(Interface dataset entries)

=== Section Start ===

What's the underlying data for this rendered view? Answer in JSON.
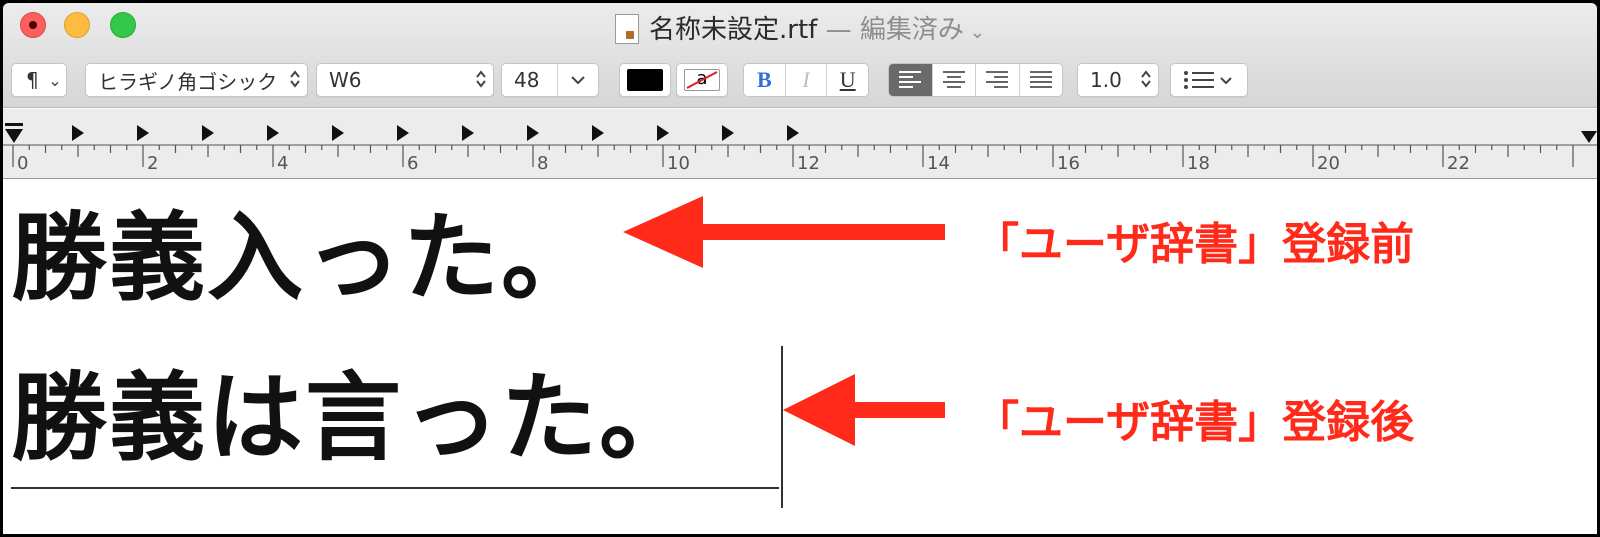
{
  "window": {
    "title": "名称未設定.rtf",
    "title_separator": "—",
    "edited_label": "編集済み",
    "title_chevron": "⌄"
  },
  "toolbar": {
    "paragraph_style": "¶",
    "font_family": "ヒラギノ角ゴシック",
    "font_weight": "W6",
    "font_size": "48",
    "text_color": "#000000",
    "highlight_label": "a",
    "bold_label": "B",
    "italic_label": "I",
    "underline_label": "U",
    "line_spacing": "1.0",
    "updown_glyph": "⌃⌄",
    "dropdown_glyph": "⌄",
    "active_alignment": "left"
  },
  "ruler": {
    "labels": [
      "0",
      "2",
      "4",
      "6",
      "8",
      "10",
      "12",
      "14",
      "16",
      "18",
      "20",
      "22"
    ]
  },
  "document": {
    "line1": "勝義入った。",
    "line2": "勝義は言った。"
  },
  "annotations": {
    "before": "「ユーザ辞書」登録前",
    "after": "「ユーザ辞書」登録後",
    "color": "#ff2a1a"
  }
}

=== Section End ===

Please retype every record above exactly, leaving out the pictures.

What's the underlying data for this rendered view? Answer in JSON.
{
  "window": {
    "title": "名称未設定.rtf",
    "title_separator": "—",
    "edited_label": "編集済み",
    "title_chevron": "⌄"
  },
  "toolbar": {
    "paragraph_style": "¶",
    "font_family": "ヒラギノ角ゴシック",
    "font_weight": "W6",
    "font_size": "48",
    "text_color": "#000000",
    "highlight_label": "a",
    "bold_label": "B",
    "italic_label": "I",
    "underline_label": "U",
    "line_spacing": "1.0",
    "updown_glyph": "⌃⌄",
    "dropdown_glyph": "⌄",
    "active_alignment": "left"
  },
  "ruler": {
    "labels": [
      "0",
      "2",
      "4",
      "6",
      "8",
      "10",
      "12",
      "14",
      "16",
      "18",
      "20",
      "22"
    ]
  },
  "document": {
    "line1": "勝義入った。",
    "line2": "勝義は言った。"
  },
  "annotations": {
    "before": "「ユーザ辞書」登録前",
    "after": "「ユーザ辞書」登録後",
    "color": "#ff2a1a"
  }
}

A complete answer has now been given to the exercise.